Problem statement:
Which lines in the data below contain the word "true"? Pull each of them out.

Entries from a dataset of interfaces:
···
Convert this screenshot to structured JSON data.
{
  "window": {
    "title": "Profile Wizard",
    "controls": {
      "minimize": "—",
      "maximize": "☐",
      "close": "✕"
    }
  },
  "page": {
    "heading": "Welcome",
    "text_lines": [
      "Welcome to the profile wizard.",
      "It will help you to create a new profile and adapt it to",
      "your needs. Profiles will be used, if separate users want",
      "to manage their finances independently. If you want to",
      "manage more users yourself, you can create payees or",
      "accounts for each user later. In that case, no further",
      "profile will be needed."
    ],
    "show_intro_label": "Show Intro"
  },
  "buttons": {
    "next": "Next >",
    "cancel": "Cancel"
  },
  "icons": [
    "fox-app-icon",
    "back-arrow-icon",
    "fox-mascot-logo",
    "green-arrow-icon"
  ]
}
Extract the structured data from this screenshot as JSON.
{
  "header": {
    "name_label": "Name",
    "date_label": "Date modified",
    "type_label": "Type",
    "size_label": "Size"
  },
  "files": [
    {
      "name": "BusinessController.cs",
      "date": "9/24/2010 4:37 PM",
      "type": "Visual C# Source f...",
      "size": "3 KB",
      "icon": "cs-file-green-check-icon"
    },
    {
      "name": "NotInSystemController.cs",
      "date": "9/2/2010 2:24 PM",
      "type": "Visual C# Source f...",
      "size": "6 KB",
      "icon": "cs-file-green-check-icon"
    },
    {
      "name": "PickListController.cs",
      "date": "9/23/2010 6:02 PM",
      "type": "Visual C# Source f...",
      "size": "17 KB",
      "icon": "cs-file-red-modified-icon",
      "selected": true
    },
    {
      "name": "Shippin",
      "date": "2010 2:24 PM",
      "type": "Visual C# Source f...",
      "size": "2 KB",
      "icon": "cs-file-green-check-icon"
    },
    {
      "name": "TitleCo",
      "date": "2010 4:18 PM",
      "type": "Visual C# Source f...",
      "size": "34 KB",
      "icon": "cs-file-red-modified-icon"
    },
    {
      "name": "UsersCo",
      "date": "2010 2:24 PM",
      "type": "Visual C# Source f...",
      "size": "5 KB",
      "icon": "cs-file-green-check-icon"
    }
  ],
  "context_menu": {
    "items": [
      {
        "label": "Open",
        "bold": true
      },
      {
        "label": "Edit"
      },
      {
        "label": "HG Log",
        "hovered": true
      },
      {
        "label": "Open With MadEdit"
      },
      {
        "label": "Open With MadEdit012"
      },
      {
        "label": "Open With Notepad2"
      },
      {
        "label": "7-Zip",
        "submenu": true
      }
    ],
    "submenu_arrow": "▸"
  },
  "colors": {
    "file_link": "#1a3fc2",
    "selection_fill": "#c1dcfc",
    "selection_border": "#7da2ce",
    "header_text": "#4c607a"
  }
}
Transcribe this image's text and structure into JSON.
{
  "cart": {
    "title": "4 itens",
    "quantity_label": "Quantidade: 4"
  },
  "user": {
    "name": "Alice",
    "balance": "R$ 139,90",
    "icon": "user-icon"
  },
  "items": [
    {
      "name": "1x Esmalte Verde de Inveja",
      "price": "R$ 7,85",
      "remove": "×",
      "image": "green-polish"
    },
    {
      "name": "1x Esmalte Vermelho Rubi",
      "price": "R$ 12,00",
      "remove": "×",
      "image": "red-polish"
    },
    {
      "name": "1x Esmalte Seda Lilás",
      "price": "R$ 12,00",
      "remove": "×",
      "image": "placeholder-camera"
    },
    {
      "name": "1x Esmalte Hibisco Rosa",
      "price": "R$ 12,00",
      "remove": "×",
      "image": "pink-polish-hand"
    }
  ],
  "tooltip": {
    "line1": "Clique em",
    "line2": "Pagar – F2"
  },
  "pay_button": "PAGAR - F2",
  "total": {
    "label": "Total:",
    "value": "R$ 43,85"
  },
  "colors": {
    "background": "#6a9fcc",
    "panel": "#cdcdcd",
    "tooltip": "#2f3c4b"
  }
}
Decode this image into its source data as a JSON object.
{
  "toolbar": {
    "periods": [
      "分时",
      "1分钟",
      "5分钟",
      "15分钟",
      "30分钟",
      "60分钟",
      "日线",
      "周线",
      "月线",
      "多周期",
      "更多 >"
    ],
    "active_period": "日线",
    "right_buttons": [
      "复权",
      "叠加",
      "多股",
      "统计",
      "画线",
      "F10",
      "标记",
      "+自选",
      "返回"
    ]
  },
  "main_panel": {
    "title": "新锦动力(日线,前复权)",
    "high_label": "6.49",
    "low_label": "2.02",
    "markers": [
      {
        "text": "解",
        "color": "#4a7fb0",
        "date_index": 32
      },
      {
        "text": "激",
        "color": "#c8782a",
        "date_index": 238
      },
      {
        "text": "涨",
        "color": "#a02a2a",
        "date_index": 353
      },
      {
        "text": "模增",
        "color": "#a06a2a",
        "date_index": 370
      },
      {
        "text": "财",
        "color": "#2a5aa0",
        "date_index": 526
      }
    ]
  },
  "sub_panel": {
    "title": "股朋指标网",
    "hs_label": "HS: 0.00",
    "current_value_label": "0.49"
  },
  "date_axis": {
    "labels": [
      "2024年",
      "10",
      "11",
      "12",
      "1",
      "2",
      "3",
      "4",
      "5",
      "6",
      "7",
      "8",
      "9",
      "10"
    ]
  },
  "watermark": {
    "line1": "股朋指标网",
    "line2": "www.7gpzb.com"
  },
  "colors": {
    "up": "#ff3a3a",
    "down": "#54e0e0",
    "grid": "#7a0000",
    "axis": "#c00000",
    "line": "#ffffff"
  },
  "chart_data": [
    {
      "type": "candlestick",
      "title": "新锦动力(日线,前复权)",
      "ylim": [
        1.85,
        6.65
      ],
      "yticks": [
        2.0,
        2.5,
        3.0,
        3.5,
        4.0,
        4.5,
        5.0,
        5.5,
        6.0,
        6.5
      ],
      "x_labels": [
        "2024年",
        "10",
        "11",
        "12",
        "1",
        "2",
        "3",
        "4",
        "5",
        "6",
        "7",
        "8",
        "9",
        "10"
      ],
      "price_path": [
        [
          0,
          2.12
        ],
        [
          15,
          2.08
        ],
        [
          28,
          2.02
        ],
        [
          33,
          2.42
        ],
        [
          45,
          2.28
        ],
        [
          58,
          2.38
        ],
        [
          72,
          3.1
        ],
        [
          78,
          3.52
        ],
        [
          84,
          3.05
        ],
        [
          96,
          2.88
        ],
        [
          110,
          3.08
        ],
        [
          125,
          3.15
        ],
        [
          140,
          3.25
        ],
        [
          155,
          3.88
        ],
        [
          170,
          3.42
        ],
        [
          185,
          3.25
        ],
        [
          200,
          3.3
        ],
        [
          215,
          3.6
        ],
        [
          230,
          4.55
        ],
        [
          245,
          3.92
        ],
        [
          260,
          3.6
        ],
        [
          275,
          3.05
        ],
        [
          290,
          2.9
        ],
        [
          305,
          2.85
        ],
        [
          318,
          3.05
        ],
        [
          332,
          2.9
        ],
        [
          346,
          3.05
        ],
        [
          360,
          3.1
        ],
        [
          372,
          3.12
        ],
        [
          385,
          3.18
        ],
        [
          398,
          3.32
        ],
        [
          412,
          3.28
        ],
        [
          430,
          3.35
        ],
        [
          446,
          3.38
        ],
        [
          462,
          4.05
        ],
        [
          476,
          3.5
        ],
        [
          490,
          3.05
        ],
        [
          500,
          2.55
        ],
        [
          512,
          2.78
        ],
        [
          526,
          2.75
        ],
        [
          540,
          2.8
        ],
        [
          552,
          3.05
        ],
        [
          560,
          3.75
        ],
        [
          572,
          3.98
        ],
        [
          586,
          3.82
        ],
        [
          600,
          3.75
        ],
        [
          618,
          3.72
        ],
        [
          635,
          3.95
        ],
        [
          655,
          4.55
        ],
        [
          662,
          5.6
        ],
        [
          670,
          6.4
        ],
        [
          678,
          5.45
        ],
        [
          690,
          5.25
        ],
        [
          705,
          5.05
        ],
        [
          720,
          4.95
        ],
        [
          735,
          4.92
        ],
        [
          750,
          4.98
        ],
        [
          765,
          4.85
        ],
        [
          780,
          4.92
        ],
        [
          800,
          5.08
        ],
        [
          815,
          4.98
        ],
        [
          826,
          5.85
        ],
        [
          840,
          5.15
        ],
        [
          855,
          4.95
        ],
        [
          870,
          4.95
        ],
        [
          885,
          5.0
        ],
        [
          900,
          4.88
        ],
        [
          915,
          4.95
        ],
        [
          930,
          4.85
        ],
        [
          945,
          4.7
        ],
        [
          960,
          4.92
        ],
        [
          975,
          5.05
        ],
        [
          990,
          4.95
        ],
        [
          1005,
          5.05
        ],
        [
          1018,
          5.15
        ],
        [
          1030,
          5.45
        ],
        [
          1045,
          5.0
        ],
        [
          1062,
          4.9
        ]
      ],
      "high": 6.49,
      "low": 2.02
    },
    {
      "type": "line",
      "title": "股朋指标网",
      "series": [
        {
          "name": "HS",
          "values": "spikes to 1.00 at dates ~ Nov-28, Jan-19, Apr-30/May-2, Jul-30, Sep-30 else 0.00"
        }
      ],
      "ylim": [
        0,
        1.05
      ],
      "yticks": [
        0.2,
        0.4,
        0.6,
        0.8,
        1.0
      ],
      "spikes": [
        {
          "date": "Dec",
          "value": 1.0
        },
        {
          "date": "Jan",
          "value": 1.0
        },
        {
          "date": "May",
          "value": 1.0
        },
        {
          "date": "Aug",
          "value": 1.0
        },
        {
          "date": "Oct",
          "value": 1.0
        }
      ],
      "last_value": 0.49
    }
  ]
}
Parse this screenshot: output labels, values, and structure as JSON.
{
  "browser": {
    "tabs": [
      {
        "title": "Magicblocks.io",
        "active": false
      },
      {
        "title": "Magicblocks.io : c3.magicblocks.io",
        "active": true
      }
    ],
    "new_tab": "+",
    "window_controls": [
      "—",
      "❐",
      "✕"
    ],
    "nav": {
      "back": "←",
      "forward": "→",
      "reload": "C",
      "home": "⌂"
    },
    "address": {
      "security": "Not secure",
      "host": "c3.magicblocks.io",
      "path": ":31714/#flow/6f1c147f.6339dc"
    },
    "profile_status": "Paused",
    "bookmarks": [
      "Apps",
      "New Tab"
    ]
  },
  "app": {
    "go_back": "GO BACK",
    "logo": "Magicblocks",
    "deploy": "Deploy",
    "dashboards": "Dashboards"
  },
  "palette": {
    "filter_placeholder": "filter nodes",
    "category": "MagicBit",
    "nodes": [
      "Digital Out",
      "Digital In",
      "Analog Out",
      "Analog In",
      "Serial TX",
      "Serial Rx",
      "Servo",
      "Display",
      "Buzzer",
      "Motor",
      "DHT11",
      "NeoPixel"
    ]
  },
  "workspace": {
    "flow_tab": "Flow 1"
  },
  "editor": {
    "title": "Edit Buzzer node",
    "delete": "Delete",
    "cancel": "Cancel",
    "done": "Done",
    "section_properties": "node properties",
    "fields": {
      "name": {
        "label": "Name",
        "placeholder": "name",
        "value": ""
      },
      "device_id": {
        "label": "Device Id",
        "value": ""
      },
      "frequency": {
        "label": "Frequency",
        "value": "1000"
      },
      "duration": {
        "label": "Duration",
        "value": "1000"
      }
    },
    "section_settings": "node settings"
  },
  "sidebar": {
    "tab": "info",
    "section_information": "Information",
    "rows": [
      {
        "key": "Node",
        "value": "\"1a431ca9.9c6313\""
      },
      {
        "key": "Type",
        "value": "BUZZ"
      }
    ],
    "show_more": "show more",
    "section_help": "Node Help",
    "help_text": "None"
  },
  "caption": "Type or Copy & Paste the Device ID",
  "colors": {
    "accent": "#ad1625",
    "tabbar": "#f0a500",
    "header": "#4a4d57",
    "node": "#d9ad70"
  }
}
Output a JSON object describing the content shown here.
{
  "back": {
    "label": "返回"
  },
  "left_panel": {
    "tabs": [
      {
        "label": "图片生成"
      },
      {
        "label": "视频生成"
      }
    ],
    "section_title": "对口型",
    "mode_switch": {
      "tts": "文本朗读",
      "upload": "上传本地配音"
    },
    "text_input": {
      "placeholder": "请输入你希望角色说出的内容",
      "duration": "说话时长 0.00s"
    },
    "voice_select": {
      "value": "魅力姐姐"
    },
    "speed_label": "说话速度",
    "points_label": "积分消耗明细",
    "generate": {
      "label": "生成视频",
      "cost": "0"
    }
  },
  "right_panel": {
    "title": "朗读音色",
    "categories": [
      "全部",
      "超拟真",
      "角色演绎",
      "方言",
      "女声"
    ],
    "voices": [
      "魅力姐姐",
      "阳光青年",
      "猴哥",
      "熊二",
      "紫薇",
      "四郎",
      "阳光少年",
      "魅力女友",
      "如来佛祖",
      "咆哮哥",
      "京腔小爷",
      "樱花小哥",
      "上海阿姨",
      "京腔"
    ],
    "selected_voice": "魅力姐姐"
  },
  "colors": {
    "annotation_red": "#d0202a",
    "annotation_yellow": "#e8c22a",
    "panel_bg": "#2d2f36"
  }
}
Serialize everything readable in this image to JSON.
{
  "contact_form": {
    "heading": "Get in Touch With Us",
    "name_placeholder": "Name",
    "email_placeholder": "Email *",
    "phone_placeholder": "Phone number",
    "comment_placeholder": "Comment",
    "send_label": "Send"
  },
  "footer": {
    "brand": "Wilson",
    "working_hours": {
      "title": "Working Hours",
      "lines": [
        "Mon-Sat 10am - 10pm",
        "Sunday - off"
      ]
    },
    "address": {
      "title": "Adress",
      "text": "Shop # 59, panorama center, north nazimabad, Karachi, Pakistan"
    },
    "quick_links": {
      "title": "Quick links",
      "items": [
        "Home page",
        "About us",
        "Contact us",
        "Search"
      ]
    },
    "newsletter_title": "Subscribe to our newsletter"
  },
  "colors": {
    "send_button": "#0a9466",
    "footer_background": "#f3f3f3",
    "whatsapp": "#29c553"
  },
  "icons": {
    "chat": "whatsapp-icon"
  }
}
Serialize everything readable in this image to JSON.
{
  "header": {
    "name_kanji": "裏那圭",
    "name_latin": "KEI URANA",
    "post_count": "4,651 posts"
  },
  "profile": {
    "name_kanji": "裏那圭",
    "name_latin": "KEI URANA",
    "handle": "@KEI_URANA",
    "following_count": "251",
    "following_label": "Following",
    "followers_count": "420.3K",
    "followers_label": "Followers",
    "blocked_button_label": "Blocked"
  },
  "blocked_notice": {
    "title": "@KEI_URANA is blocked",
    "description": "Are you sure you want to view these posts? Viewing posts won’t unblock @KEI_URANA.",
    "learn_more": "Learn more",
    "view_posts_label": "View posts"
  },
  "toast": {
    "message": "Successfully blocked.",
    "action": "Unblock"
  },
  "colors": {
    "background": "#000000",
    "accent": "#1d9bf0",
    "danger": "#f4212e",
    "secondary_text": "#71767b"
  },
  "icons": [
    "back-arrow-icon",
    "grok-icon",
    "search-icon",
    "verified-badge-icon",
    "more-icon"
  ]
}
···
Your solution:
      "selected": true
        "bold": true
        "hovered": true
        "submenu": true
        "active": true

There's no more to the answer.